| ASSIGNMENT |
Across the data below, how many lines have the word "this" in them? Give the number and nothing else.

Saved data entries
□ □ □

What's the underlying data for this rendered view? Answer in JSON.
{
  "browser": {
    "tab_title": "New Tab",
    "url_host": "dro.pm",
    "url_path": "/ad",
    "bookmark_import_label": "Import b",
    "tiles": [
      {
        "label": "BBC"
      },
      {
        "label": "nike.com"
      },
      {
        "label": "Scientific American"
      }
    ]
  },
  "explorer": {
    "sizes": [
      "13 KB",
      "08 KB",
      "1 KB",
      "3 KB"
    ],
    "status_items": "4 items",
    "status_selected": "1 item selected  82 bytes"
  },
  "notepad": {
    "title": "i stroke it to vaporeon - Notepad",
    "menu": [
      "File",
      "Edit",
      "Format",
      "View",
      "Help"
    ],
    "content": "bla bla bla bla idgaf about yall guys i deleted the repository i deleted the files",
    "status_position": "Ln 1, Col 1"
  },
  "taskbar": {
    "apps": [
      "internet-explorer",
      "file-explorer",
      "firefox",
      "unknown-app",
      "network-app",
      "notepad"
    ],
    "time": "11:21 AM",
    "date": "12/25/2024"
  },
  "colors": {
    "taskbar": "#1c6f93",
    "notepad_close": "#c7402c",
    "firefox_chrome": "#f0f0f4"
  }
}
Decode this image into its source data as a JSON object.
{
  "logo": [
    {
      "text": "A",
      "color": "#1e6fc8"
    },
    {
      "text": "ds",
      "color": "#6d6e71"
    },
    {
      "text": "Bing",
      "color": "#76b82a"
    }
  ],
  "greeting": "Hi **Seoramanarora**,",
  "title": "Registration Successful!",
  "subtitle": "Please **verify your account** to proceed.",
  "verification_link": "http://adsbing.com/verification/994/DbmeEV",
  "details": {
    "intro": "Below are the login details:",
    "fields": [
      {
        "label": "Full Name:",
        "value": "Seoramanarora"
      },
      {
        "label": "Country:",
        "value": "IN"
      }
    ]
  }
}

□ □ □

| REPLY |
2